Data excerpts →
=======

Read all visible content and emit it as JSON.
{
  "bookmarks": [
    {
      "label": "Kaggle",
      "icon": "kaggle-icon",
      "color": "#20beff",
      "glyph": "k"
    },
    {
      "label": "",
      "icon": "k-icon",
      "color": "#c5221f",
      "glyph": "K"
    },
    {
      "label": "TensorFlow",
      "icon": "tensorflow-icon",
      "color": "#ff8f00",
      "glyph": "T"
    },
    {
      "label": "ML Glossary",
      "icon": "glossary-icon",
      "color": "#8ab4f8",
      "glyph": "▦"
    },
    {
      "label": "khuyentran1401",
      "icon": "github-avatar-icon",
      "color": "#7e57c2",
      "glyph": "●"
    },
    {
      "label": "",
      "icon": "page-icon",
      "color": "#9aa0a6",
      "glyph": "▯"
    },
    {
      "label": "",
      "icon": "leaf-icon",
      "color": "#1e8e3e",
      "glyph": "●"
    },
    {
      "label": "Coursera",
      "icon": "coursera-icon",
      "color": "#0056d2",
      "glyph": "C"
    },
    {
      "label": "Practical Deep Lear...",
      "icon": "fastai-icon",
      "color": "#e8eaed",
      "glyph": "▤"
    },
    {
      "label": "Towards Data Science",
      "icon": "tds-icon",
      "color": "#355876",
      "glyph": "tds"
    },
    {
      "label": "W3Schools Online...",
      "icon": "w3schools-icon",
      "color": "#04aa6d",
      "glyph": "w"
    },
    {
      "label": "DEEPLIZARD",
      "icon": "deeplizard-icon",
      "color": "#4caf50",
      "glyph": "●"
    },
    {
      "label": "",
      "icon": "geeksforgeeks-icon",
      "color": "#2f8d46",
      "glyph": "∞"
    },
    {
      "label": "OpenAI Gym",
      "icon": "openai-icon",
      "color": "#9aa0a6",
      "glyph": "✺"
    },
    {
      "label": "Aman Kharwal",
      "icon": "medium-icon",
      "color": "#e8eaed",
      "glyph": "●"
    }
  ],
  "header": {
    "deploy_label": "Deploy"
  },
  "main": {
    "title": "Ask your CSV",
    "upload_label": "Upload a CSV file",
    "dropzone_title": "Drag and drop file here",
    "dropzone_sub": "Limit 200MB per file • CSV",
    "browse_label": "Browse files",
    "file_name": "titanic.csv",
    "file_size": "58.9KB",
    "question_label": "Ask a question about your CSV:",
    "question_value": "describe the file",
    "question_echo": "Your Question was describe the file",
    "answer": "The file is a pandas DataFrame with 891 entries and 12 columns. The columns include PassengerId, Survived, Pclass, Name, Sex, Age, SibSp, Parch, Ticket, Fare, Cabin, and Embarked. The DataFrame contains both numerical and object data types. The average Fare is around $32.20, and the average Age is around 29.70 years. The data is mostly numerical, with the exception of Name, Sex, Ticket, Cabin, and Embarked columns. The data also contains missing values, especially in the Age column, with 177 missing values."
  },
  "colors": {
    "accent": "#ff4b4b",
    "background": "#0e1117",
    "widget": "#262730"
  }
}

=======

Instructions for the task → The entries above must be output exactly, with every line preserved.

Problem solution →
Read all visible content and emit it as JSON.
{
  "bookmarks": [
    {
      "label": "Kaggle",
      "icon": "kaggle-icon",
      "color": "#20beff",
      "glyph": "k"
    },
    {
      "label": "",
      "icon": "k-icon",
      "color": "#c5221f",
      "glyph": "K"
    },
    {
      "label": "TensorFlow",
      "icon": "tensorflow-icon",
      "color": "#ff8f00",
      "glyph": "T"
    },
    {
      "label": "ML Glossary",
      "icon": "glossary-icon",
      "color": "#8ab4f8",
      "glyph": "▦"
    },
    {
      "label": "khuyentran1401",
      "icon": "github-avatar-icon",
      "color": "#7e57c2",
      "glyph": "●"
    },
    {
      "label": "",
      "icon": "page-icon",
      "color": "#9aa0a6",
      "glyph": "▯"
    },
    {
      "label": "",
      "icon": "leaf-icon",
      "color": "#1e8e3e",
      "glyph": "●"
    },
    {
      "label": "Coursera",
      "icon": "coursera-icon",
      "color": "#0056d2",
      "glyph": "C"
    },
    {
      "label": "Practical Deep Lear...",
      "icon": "fastai-icon",
      "color": "#e8eaed",
      "glyph": "▤"
    },
    {
      "label": "Towards Data Science",
      "icon": "tds-icon",
      "color": "#355876",
      "glyph": "tds"
    },
    {
      "label": "W3Schools Online...",
      "icon": "w3schools-icon",
      "color": "#04aa6d",
      "glyph": "w"
    },
    {
      "label": "DEEPLIZARD",
      "icon": "deeplizard-icon",
      "color": "#4caf50",
      "glyph": "●"
    },
    {
      "label": "",
      "icon": "geeksforgeeks-icon",
      "color": "#2f8d46",
      "glyph": "∞"
    },
    {
      "label": "OpenAI Gym",
      "icon": "openai-icon",
      "color": "#9aa0a6",
      "glyph": "✺"
    },
    {
      "label": "Aman Kharwal",
      "icon": "medium-icon",
      "color": "#e8eaed",
      "glyph": "●"
    }
  ],
  "header": {
    "deploy_label": "Deploy"
  },
  "main": {
    "title": "Ask your CSV",
    "upload_label": "Upload a CSV file",
    "dropzone_title": "Drag and drop file here",
    "dropzone_sub": "Limit 200MB per file • CSV",
    "browse_label": "Browse files",
    "file_name": "titanic.csv",
    "file_size": "58.9KB",
    "question_label": "Ask a question about your CSV:",
    "question_value": "describe the file",
    "question_echo": "Your Question was describe the file",
    "answer": "The file is a pandas DataFrame with 891 entries and 12 columns. The columns include PassengerId, Survived, Pclass, Name, Sex, Age, SibSp, Parch, Ticket, Fare, Cabin, and Embarked. The DataFrame contains both numerical and object data types. The average Fare is around $32.20, and the average Age is around 29.70 years. The data is mostly numerical, with the exception of Name, Sex, Ticket, Cabin, and Embarked columns. The data also contains missing values, especially in the Age column, with 177 missing values."
  },
  "colors": {
    "accent": "#ff4b4b",
    "background": "#0e1117",
    "widget": "#262730"
  }
}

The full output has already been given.